In the same sale, the autograph of Rimsky-Korsakov's Second Symphony sold for over $2 million (£1,202,500 = $2,021,042).
The Mozart manuscript, five pages containing 49 bars of a Kyrie in C, K. Anh. 18 (166F), written when he was 16, comes with proper intrigue, having not been widely seen since it was smuggled away from Germany by its owner in 1938; the titled wrapper, sent with the family furniture in 1939, was lost when the freighter was torpedoed and sank.
The presumed economic effect of the semi-frenzy in the press—that the price would be driven wildly up and the document subsequently sequestered by a private collector—became the subject of colloquy among professional musicologists, prompting an essay by Jonathan Bellman where he concludes: “I don’t see an ethical issue with the discussion of a newly emerged, long-lost manuscript. ... “Besides, I find the ethical issues involved in expecting people to muzzle themselves about important discoveries to be far more problematic.”
- Advance story by Andrew Clark, “Composer Manuscripts Come on the Market,” Financial Times blog, 9 May 2014
- Jonathan Bellman, “A Mozart Rediscovery and an Ethical Question,” Dial M for Musicology blog, 18 May 2014
- Advance story by Brian Wise, WQXR blog, 18 May 2014
- Sotheby's catalogue lot 199 (Mozart, with estimate and sale price)
- Sotheby's catalogue lot 208 (Rimsky-Korsakov, with estimate and sale price)
- Sale summary by Sarah Cascone, “Mozart Manuscript Smuggled Away from Nazis Sells Big at Sotheby's,” artnetNews, 21 May 2014
And in other (frenzied) news . . .
- On Tara Erraught and the London press, don't miss Anne Midgette in the Washington Post (“Of Critics, Weights, and Standards,” 19 May 2014) and Anastasia Tsioulcas on NPR's blog Deceptive Cadence (“In 2014, the Classical World Still Can't Stop Fat-Shaming Women,” 20 May 2014; and “What Weeks of Debate Have Shown Us About Women in Classical Music,” 3 June 2014)

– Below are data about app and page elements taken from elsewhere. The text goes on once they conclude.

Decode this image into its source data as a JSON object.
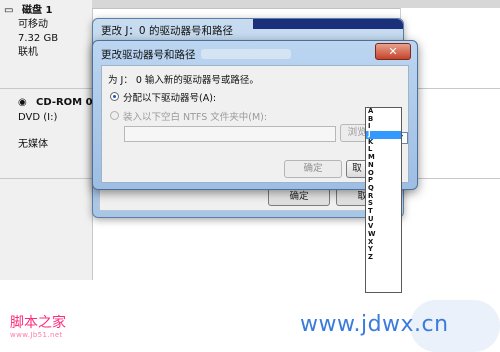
{
  "disk_manager": {
    "disk1_label": "磁盘 1",
    "disk1_type": "可移动",
    "disk1_size": "7.32 GB",
    "disk1_status": "联机",
    "cdrom_label": "CD-ROM 0",
    "cdrom_drive": "DVD (I:)",
    "cdrom_media": "无媒体"
  },
  "outer_dialog": {
    "title": "更改 J：0 的驱动器号和路径",
    "ok_label": "确定",
    "cancel_label": "取消"
  },
  "change_dialog": {
    "title": "更改驱动器号和路径",
    "close_symbol": "✕",
    "prompt": "为 J： 0 输入新的驱动器号或路径。",
    "option_assign_label": "分配以下驱动器号(A):",
    "option_mount_label": "装入以下空白 NTFS 文件夹中(M):",
    "path_value": "",
    "browse_label": "浏览(",
    "ok_label": "确定",
    "cancel_label": "取",
    "selected_drive": "J"
  },
  "drive_letters": [
    "A",
    "B",
    "I",
    "J",
    "K",
    "L",
    "M",
    "N",
    "O",
    "P",
    "Q",
    "R",
    "S",
    "T",
    "U",
    "V",
    "W",
    "X",
    "Y",
    "Z"
  ],
  "watermark": {
    "left_text": "脚本之家",
    "left_sub": "www.Jb51.net",
    "right_text": "www.jdwx.cn"
  },
  "colors": {
    "dialog_frame": "#a9c6e6",
    "selected_item": "#3399ff",
    "close_button": "#c4432b",
    "watermark_pink": "#ff2a7a",
    "watermark_blue": "#3a7bdc"
  }
}
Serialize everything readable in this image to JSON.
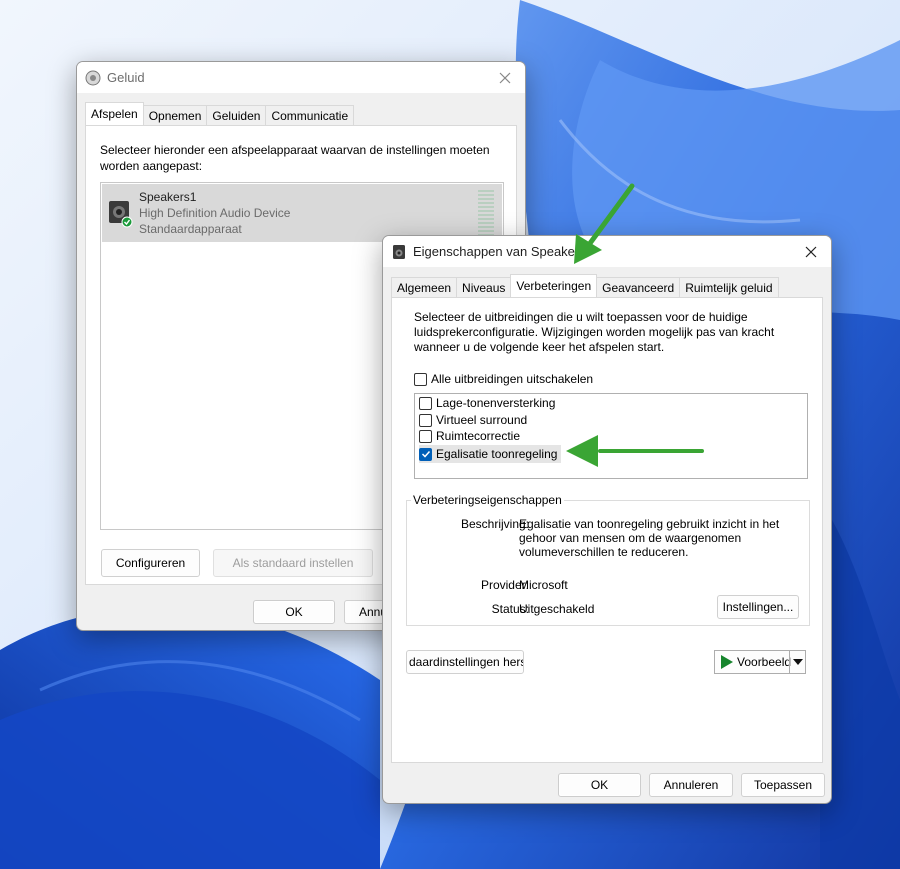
{
  "colors": {
    "accent": "#005fb8",
    "arrow_green": "#3aa534",
    "wallpaper_light": "#e3eefc",
    "wallpaper_blue": "#1d5fd6"
  },
  "sound_window": {
    "title": "Geluid",
    "tabs": [
      "Afspelen",
      "Opnemen",
      "Geluiden",
      "Communicatie"
    ],
    "active_tab": "Afspelen",
    "instruction": "Selecteer hieronder een afspeelapparaat waarvan de instellingen moeten worden aangepast:",
    "device": {
      "name": "Speakers1",
      "description": "High Definition Audio Device",
      "status": "Standaardapparaat"
    },
    "configure_label": "Configureren",
    "set_default_label": "Als standaard instellen",
    "ok_label": "OK",
    "cancel_label": "Annu"
  },
  "props_window": {
    "title": "Eigenschappen van Speake",
    "tabs": [
      "Algemeen",
      "Niveaus",
      "Verbeteringen",
      "Geavanceerd",
      "Ruimtelijk geluid"
    ],
    "active_tab": "Verbeteringen",
    "instruction": "Selecteer de uitbreidingen die u wilt toepassen voor de huidige luidsprekerconfiguratie. Wijzigingen worden mogelijk pas van kracht wanneer u de volgende keer het afspelen start.",
    "disable_all_label": "Alle uitbreidingen uitschakelen",
    "disable_all_checked": false,
    "enhancements": [
      {
        "label": "Lage-tonenversterking",
        "checked": false
      },
      {
        "label": "Virtueel surround",
        "checked": false
      },
      {
        "label": "Ruimtecorrectie",
        "checked": false
      },
      {
        "label": "Egalisatie toonregeling",
        "checked": true
      }
    ],
    "group_title": "Verbeteringseigenschappen",
    "description_label": "Beschrijving:",
    "description_value": "Egalisatie van toonregeling gebruikt inzicht in het gehoor van mensen om de waargenomen volumeverschillen te reduceren.",
    "provider_label": "Provider:",
    "provider_value": "Microsoft",
    "status_label": "Status:",
    "status_value": "Uitgeschakeld",
    "settings_button": "Instellingen...",
    "restore_button": "daardinstellingen herst",
    "preview_button": "Voorbeeld",
    "ok_label": "OK",
    "cancel_label": "Annuleren",
    "apply_label": "Toepassen"
  }
}
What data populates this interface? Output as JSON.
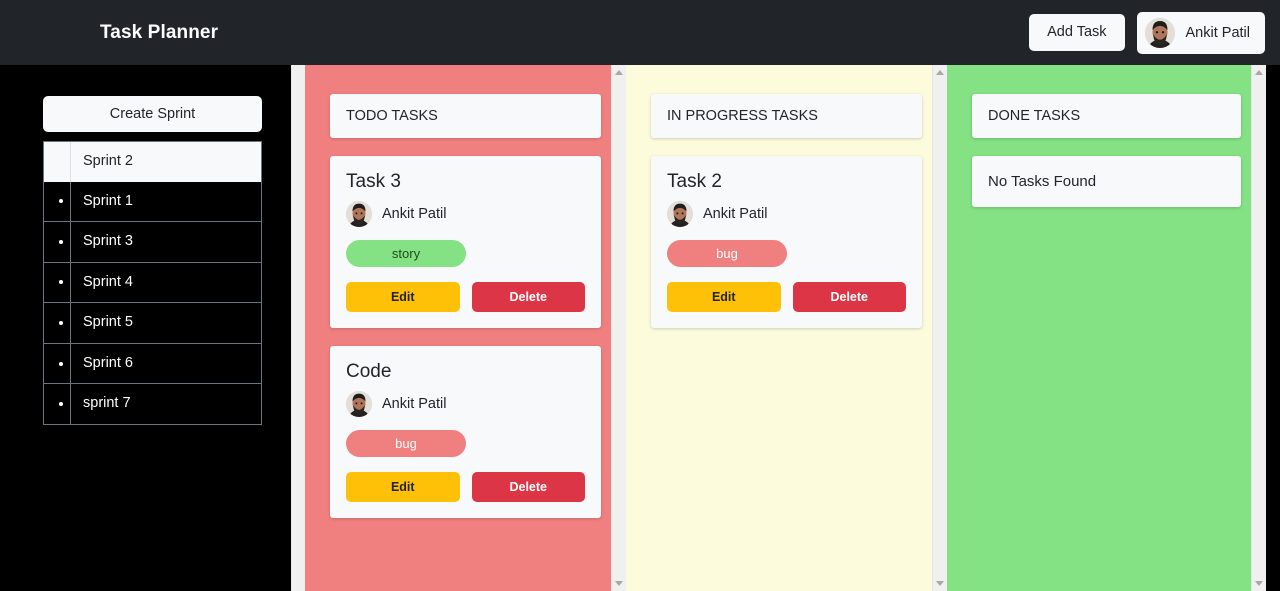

- If that's not enough to raise your blood pressure, try the (Seattle-based) story of the Berlin Philharmonic's representative noting that its Digital Concert Hall setup might be "too complicated for women," and lame apology posted a little later: Alex Ross, “Unglaublich,” in The Rest is Noise, 6 June 2014